The chatbot project will be delivered in three phases. The technology supplier hasn’t been determined but will be in the first phase of the project.
“The first phase is both data collection and vendor assessment phase. So, there’ll be an assessment of the different vendors in tech out there and then that will be determined in the first phase,” said Janet Krstevski, managing director and lead of Accenture Canada’s talent and organization practice.
This announcement follows Accenture’s CA$1.4 million grant in 2016 which was used by Acces to develop an online platform to deliver resources and services, enabling it to serve double the number of job seekers it served earlier.
Acces receives about 300,000 visitors to its website each year, and right now, it is only serving about 10 per cent of them. The bot, according to Acces, will be able to engage more people through effective interactions and help the nonprofit serve 15 per cent more people during the first year of operation.

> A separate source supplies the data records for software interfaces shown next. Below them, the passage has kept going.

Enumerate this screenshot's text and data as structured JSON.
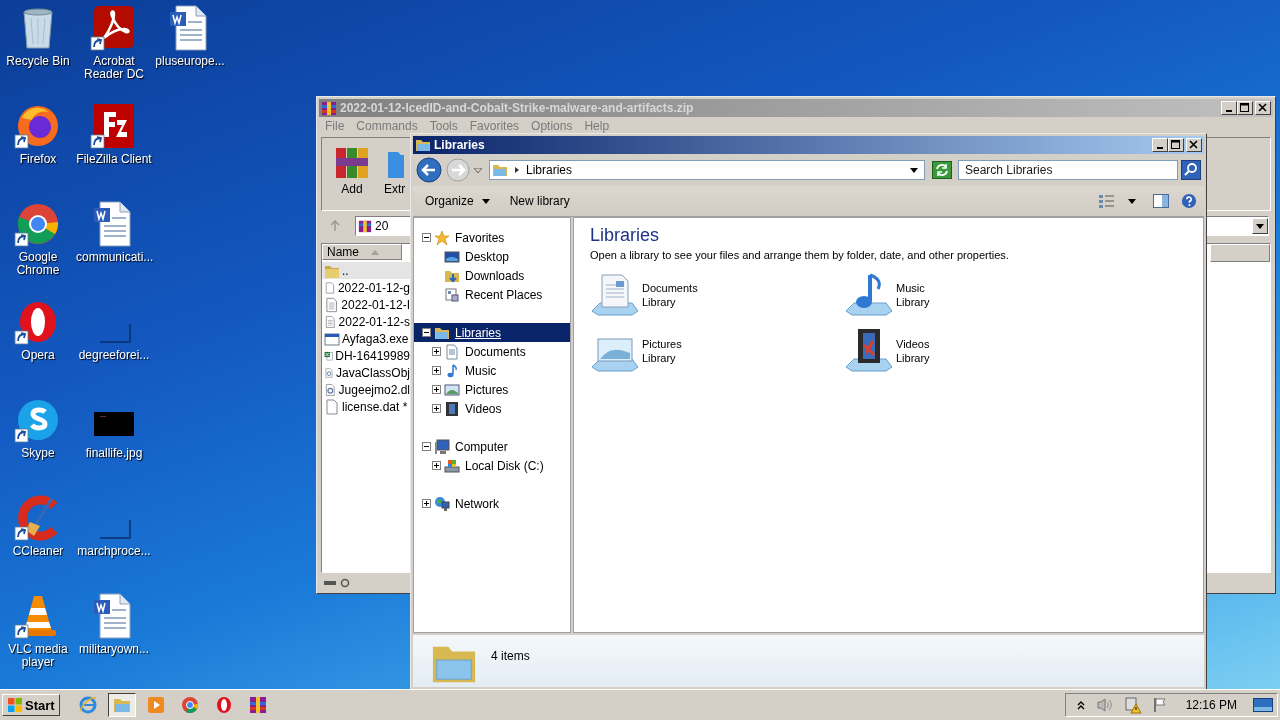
{
  "desktop_icons": [
    {
      "label": "Recycle Bin",
      "kind": "recycle",
      "shortcut": false
    },
    {
      "label": "Firefox",
      "kind": "firefox",
      "shortcut": true
    },
    {
      "label": "Google Chrome",
      "kind": "chrome",
      "shortcut": true
    },
    {
      "label": "Opera",
      "kind": "opera",
      "shortcut": true
    },
    {
      "label": "Skype",
      "kind": "skype",
      "shortcut": true
    },
    {
      "label": "CCleaner",
      "kind": "ccleaner",
      "shortcut": true
    },
    {
      "label": "VLC media player",
      "kind": "vlc",
      "shortcut": true
    },
    {
      "label": "Acrobat Reader DC",
      "kind": "acrobat",
      "shortcut": true
    },
    {
      "label": "FileZilla Client",
      "kind": "filezilla",
      "shortcut": true
    },
    {
      "label": "communicati...",
      "kind": "word",
      "shortcut": false
    },
    {
      "label": "degreeforei...",
      "kind": "blank",
      "shortcut": false
    },
    {
      "label": "finallife.jpg",
      "kind": "image",
      "shortcut": false
    },
    {
      "label": "marchproce...",
      "kind": "blank",
      "shortcut": false
    },
    {
      "label": "militaryown...",
      "kind": "word",
      "shortcut": false
    },
    {
      "label": "pluseurope...",
      "kind": "word",
      "shortcut": false
    }
  ],
  "winrar": {
    "title": "2022-01-12-IcedID-and-Cobalt-Strike-malware-and-artifacts.zip",
    "menu": [
      "File",
      "Commands",
      "Tools",
      "Favorites",
      "Options",
      "Help"
    ],
    "toolbar": [
      {
        "label": "Add",
        "kind": "add"
      },
      {
        "label": "Extr",
        "kind": "extract"
      }
    ],
    "path": "20",
    "column": "Name",
    "files": [
      {
        "name": "..",
        "kind": "folder",
        "selected": true
      },
      {
        "name": "2022-01-12-g",
        "kind": "file",
        "selected": false
      },
      {
        "name": "2022-01-12-I",
        "kind": "text",
        "selected": false
      },
      {
        "name": "2022-01-12-s",
        "kind": "text",
        "selected": false
      },
      {
        "name": "Ayfaga3.exe",
        "kind": "exe",
        "selected": false
      },
      {
        "name": "DH-16419989",
        "kind": "sheet",
        "selected": false
      },
      {
        "name": "JavaClassObj",
        "kind": "dll",
        "selected": false
      },
      {
        "name": "Jugeejmo2.dl",
        "kind": "dll",
        "selected": false
      },
      {
        "name": "license.dat *",
        "kind": "file",
        "selected": false
      }
    ]
  },
  "explorer": {
    "title": "Libraries",
    "address": "Libraries",
    "search": {
      "placeholder": "Search Libraries"
    },
    "toolbar": [
      "Organize",
      "New library"
    ],
    "nav": [
      {
        "label": "Favorites",
        "kind": "star",
        "expanded": true,
        "selected": false,
        "children": [
          {
            "label": "Desktop",
            "kind": "desktop",
            "selected": false
          },
          {
            "label": "Downloads",
            "kind": "downloads",
            "selected": false
          },
          {
            "label": "Recent Places",
            "kind": "recent",
            "selected": false
          }
        ]
      },
      {
        "label": "Libraries",
        "kind": "library",
        "expanded": true,
        "selected": true,
        "children": [
          {
            "label": "Documents",
            "kind": "documents",
            "expanded": false,
            "selected": false
          },
          {
            "label": "Music",
            "kind": "music",
            "expanded": false,
            "selected": false
          },
          {
            "label": "Pictures",
            "kind": "pictures",
            "expanded": false,
            "selected": false
          },
          {
            "label": "Videos",
            "kind": "videos",
            "expanded": false,
            "selected": false
          }
        ]
      },
      {
        "label": "Computer",
        "kind": "computer",
        "expanded": true,
        "selected": false,
        "children": [
          {
            "label": "Local Disk (C:)",
            "kind": "disk",
            "expanded": false,
            "selected": false
          }
        ]
      },
      {
        "label": "Network",
        "kind": "network",
        "expanded": false,
        "selected": false
      }
    ],
    "heading": "Libraries",
    "description": "Open a library to see your files and arrange them by folder, date, and other properties.",
    "libraries": [
      {
        "name": "Documents",
        "type": "Library",
        "kind": "documents"
      },
      {
        "name": "Music",
        "type": "Library",
        "kind": "music"
      },
      {
        "name": "Pictures",
        "type": "Library",
        "kind": "pictures"
      },
      {
        "name": "Videos",
        "type": "Library",
        "kind": "videos"
      }
    ],
    "status": "4 items"
  },
  "taskbar": {
    "start": "Start",
    "apps": [
      {
        "kind": "ie",
        "selected": false
      },
      {
        "kind": "explorer",
        "selected": true
      },
      {
        "kind": "media",
        "selected": false
      },
      {
        "kind": "chrome",
        "selected": false
      },
      {
        "kind": "opera",
        "selected": false
      },
      {
        "kind": "winrar",
        "selected": false
      }
    ],
    "clock": "12:16 PM"
  }
}
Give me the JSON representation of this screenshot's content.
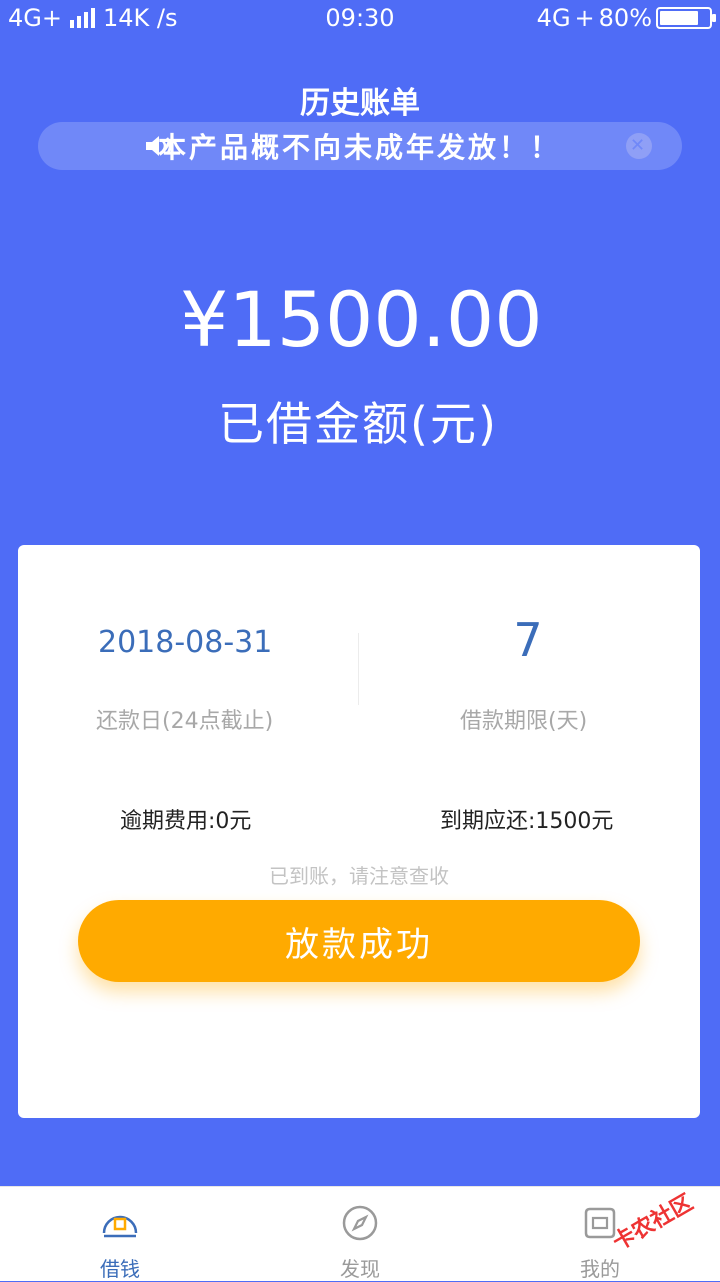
{
  "status_bar": {
    "network_left": "4G+",
    "speed": "14K /s",
    "time": "09:30",
    "network_right": "4G",
    "battery": "80%",
    "battery_level": 0.8
  },
  "header": {
    "title": "历史账单"
  },
  "notice": {
    "text": "本产品概不向未成年发放！！"
  },
  "loan": {
    "amount": "¥1500.00",
    "amount_label": "已借金额(元)"
  },
  "card": {
    "due_date": "2018-08-31",
    "due_date_label": "还款日(24点截止)",
    "term_value": "7",
    "term_label": "借款期限(天)",
    "overdue_fee": "逾期费用:0元",
    "due_amount": "到期应还:1500元",
    "arrival_hint": "已到账，请注意查收",
    "status_button": "放款成功"
  },
  "tabs": [
    {
      "label": "借钱",
      "icon": "borrow-icon",
      "active": true
    },
    {
      "label": "发现",
      "icon": "compass-icon",
      "active": false
    },
    {
      "label": "我的",
      "icon": "profile-icon",
      "active": false
    }
  ],
  "watermark": {
    "text": "卡农社区"
  },
  "colors": {
    "background": "#4f6cf6",
    "accent_blue": "#3b6db9",
    "button_orange": "#ffaa00"
  }
}
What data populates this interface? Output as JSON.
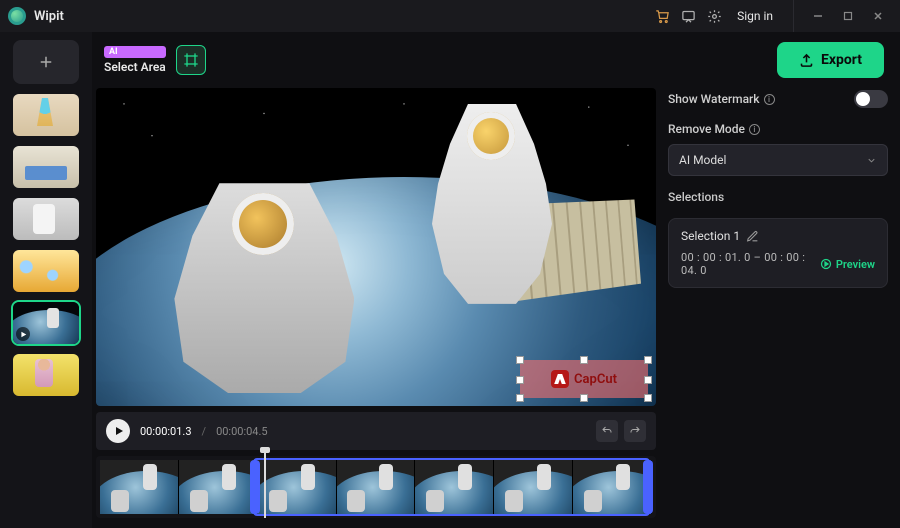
{
  "titlebar": {
    "app_name": "Wipit",
    "signin": "Sign in"
  },
  "toolbar": {
    "ai_badge": "AI",
    "select_area_label": "Select Area",
    "export_label": "Export"
  },
  "watermark": {
    "brand": "CapCut"
  },
  "playback": {
    "current": "00:00:01.3",
    "total": "00:00:04.5"
  },
  "panel": {
    "show_watermark_label": "Show Watermark",
    "remove_mode_label": "Remove Mode",
    "remove_mode_value": "AI Model",
    "selections_title": "Selections",
    "selection1_name": "Selection 1",
    "selection1_range": "00 : 00 : 01. 0  –  00 : 00 : 04. 0",
    "preview_label": "Preview"
  },
  "timeline": {
    "frame_count": 7,
    "selection_start_pct": 28,
    "selection_end_pct": 99,
    "playhead_pct": 30
  }
}
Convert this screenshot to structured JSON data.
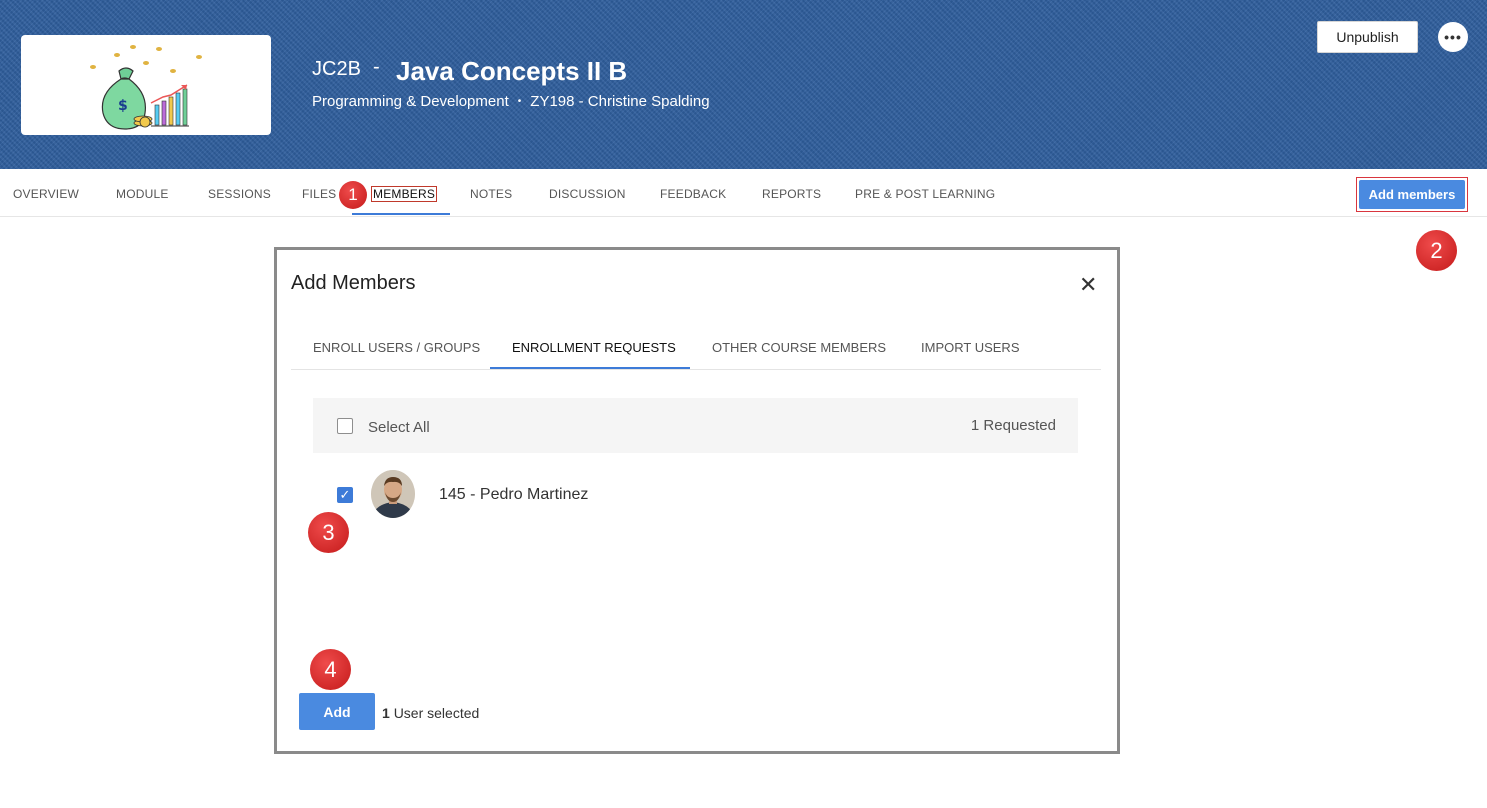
{
  "header": {
    "course_code": "JC2B",
    "separator": "-",
    "course_title": "Java Concepts II B",
    "category": "Programming & Development",
    "bullet": "•",
    "instructor": "ZY198 - Christine Spalding",
    "unpublish_label": "Unpublish",
    "more_label": "•••",
    "banner_color": "#2f5f9e"
  },
  "nav": {
    "items": [
      {
        "label": "OVERVIEW"
      },
      {
        "label": "MODULE"
      },
      {
        "label": "SESSIONS"
      },
      {
        "label": "FILES"
      },
      {
        "label": "MEMBERS"
      },
      {
        "label": "NOTES"
      },
      {
        "label": "DISCUSSION"
      },
      {
        "label": "FEEDBACK"
      },
      {
        "label": "REPORTS"
      },
      {
        "label": "PRE & POST LEARNING"
      }
    ],
    "active": "MEMBERS",
    "add_members_label": "Add members",
    "accent_color": "#4a8ae0"
  },
  "markers": [
    "1",
    "2",
    "3",
    "4"
  ],
  "modal": {
    "title": "Add Members",
    "close_glyph": "✕",
    "tabs": [
      {
        "label": "ENROLL USERS / GROUPS"
      },
      {
        "label": "ENROLLMENT REQUESTS"
      },
      {
        "label": "OTHER COURSE MEMBERS"
      },
      {
        "label": "IMPORT USERS"
      }
    ],
    "active_tab": "ENROLLMENT REQUESTS",
    "select_all_label": "Select All",
    "requested_text": "1 Requested",
    "members": [
      {
        "name": "145 - Pedro Martinez",
        "checked": true
      }
    ],
    "add_label": "Add",
    "selected_count": "1",
    "selected_suffix": "User selected"
  }
}
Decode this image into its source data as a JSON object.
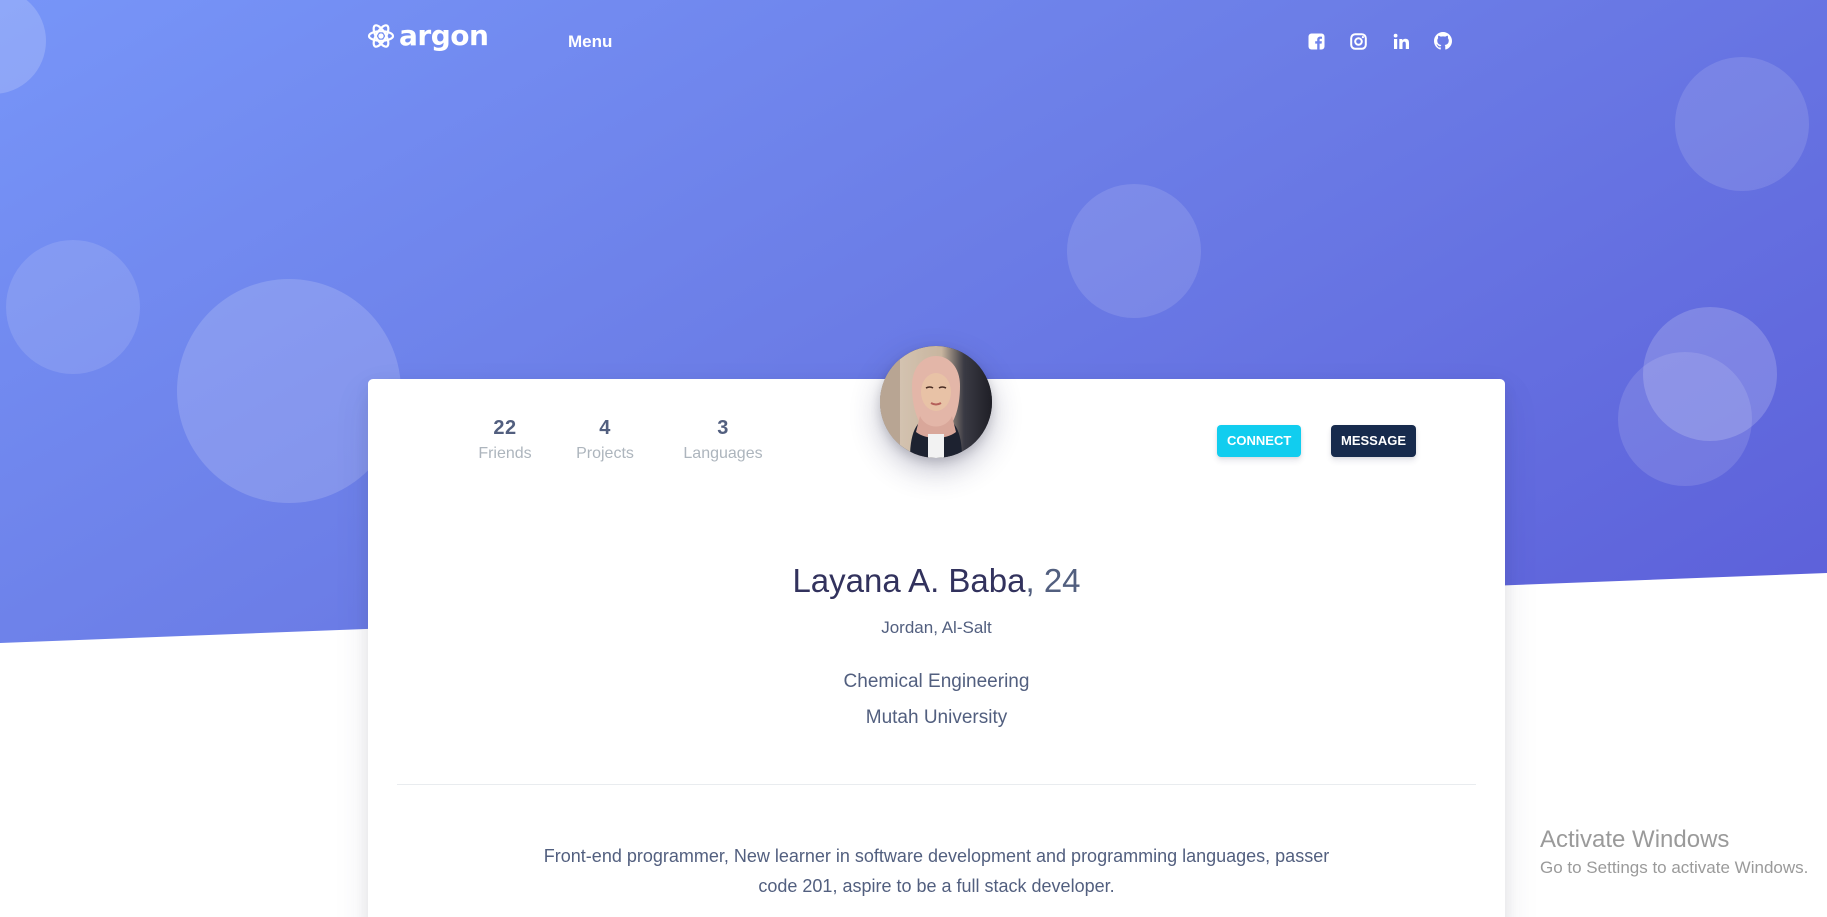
{
  "navbar": {
    "brand": "argon",
    "menu_label": "Menu",
    "social_icons": [
      "facebook-icon",
      "instagram-icon",
      "linkedin-icon",
      "github-icon"
    ]
  },
  "profile": {
    "stats": [
      {
        "value": "22",
        "label": "Friends"
      },
      {
        "value": "4",
        "label": "Projects"
      },
      {
        "value": "3",
        "label": "Languages"
      }
    ],
    "connect_label": "Connect",
    "message_label": "Message",
    "name": "Layana A. Baba",
    "age": ", 24",
    "location": "Jordan, Al-Salt",
    "major": "Chemical Engineering",
    "university": "Mutah University",
    "bio": "Front-end programmer, New learner in software development and programming languages, passer code 201, aspire to be a full stack developer."
  },
  "windows_notice": {
    "title": "Activate Windows",
    "subtitle": "Go to Settings to activate Windows."
  },
  "colors": {
    "hero_start": "#7795f8",
    "hero_end": "#5c5fd9",
    "connect": "#11cdef",
    "message": "#172b4d",
    "heading": "#32325d",
    "text": "#525f7f",
    "muted": "#adb5bd"
  }
}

“Conversational AI is how online technology understands common questions and inquiries. We might have people just come into our site saying – how can I find a job?…and so the bot has to be able to understand the ultimate goal of that user. It also has to know what services we have available to recommend to them and in what way. In many ways, the bot will use this AI, but also draw on all of our service knowledge that we have in house to say ‘okay, we’re going to recommend this service or workshop about resumes because you’re at that step,” explained Ada Wong, vice-president of marketing, communications and digital strategies in the interview.
“The flip side of the bot is the database, which is really critical for us. We’re on a Salesforce database…and this is just the other side of the bot interacting online and gathering all of this data, putting it back into our database so that we can learn from the interaction and can actually improve our internal business processes to deliver services more efficiently and effectively,” elaborated Wong.
Acces said it is looking at a fall to early winter launch.
“From my understanding of the technology, we hope to launch a bot that has a close to 90 per cent accuracy rate and is able to align our business processes, the right answer…and will continue to learn after it is launched. So with each interaction with the public, it will gain new knowledge and will continue to adapt is the answer..and that work will go right into next year. And we’re going to be tracking the results of the project for a full year following the launch,” said Wong.
Accenture and Acces have been partners for more than 10 years. This grant is aligned with Accenture’s Skills to Succeed program, which is a corporate citizenship initiative that aims to help resolve critical issues faced by business and society.